1. Nile River: 4,135 miles, located in Northern East Africa
At 4,135 miles long, the Nile River is the longest river in both Africa and the world. Its ancient waters, located in Northern East Africa, have supported civilizations for countless years. The Nile drains into the Mediterranean Sea after passing through eleven nations, including Egypt and Sudan, where it rises from Lake Victoria. This famous river has been essential in forming the history of the area, promoting trade and agriculture, and maintaining a variety of habitats. The natural occurrence of the Nile floods every year has been essential to agriculture and the development of ancient Egyptian civilizations. The Nile, which symbolizes the historical and cultural diversity of the African continent, is still a lifeline for millions of people today.
2. Amazon: 3,980 miles, located in South America
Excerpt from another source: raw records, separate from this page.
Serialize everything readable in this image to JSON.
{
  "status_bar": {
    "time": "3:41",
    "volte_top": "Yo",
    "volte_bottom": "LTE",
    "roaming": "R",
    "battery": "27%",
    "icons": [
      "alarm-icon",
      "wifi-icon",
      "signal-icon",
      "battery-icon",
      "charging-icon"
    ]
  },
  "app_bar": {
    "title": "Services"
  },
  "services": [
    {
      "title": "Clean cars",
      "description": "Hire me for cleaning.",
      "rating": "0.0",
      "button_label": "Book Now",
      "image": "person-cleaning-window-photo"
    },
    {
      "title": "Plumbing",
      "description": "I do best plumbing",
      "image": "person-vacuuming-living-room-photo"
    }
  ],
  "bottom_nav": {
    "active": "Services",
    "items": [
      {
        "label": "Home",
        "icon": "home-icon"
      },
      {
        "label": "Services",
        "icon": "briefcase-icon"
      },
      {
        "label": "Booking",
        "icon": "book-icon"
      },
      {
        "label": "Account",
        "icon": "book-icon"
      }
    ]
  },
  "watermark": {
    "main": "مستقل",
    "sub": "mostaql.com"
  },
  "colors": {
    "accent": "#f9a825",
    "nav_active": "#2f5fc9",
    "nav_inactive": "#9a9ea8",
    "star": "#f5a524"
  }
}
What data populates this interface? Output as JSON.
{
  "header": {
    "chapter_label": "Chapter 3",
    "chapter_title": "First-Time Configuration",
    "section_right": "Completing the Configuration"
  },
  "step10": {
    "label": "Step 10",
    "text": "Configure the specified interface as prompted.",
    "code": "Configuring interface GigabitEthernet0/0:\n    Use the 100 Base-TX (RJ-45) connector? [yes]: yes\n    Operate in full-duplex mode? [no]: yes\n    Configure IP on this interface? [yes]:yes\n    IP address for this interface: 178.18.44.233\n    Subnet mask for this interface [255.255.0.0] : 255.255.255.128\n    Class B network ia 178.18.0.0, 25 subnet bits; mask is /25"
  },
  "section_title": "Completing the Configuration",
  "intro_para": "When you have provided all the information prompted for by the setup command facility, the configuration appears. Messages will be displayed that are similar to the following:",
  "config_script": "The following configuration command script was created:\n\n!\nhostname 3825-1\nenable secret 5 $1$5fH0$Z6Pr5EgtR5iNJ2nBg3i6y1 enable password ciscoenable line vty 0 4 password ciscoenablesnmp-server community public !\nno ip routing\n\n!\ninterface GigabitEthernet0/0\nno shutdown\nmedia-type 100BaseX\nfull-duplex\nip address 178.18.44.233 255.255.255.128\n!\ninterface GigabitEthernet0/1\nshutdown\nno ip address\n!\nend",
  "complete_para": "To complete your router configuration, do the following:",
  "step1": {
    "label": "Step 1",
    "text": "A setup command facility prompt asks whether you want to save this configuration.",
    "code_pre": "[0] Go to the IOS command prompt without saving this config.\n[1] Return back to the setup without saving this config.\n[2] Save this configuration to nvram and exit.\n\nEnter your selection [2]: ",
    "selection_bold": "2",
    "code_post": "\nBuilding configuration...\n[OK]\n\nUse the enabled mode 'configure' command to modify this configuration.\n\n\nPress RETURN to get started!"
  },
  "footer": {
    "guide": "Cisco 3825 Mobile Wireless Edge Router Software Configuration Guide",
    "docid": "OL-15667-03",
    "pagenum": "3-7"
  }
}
With a staggering 3,980 miles of length, the Amazon River is the second-longest river in the world and a key component of South America. It rises in Peru’s Andes Mountains and flows through Brazil, Colombia, and a number of other nations before meeting the Atlantic Ocean in the form of a sizable delta. The Amazon rainforest, which it passes through, is the largest on Earth and is renowned for its unmatched biodiversity. It is home to an astounding variety of plant and animal species, as well as an estimated 390 billion unique trees. The Amazon is essential to maintaining the stability of the global climate because it acts as a carbon sink and an ecological regulator. Its waters provide a rare window into the wonders of nature while also supporting indigenous populations.
3. Yangtze River: 3,917 miles, located in China
The Yangtze River, extending across an impressive 3,917 miles, proudly claims its place as the longest river in Asia and the third-longest globally. Flowing exclusively within the borders of China, this mighty watercourse originates from the Tibetan Plateau, winding its way through diverse landscapes, including the picturesque Three Gorges region, before emptying into the East China Sea. The Yangtze is not merely a geographical marvel; it is deeply ingrained in China’s history and culture, serving as a vital transportation route, a source of sustenance for millions, and a witness to centuries of civilization. Today, it remains a symbol of China’s economic development and environmental challenges, reflecting the nation’s dynamic past and present.
4. Mississippi-Missouri River: 3,870 miles, located in the USA
The Mississippi-Missouri River System is the longest river system in North America, spanning a total distance of 3,870 miles. The Mississippi River rises in Minnesota at Lake Itasca and runs south to join the Missouri River in Missouri. Before it reaches the Gulf of Mexico, this strong union shapes the country’s heartland by wending its way through a variety of landforms. For native cultures, explorers, and colonists, the river system has been a lifeline that has promoted trade and cultivation. Its watershed has a wide variety of ecosystems, ranging from wetlands in the south to forests in the north. The Mississippi-Missouri River System is still an important conduit for transportation, a biological gold mine, and a representation of the physical and historical fabric of the United States.
5. Ob-Irtysh: 3,434 miles, located in Russia
One of the world’s longest river systems, the Ob-Irtysh is 3,434 miles long and is located fully within the huge territory of Russia. It originates in western Siberia from the confluence of the Irtysh and Ob rivers. It travels north across the vast Russian taiga and tundra before draining into the Arctic Ocean. This river is vital to the Siberian landscape because it supplies vital water resources and fosters a variety of ecosystems. The Ob-Irtysh is a historically significant trade route that connects remote areas of Russia. Its path captures the majesty of the natural world that is Siberia, with its wide plains, boreal forests, and harsh Arctic climate that define this far north.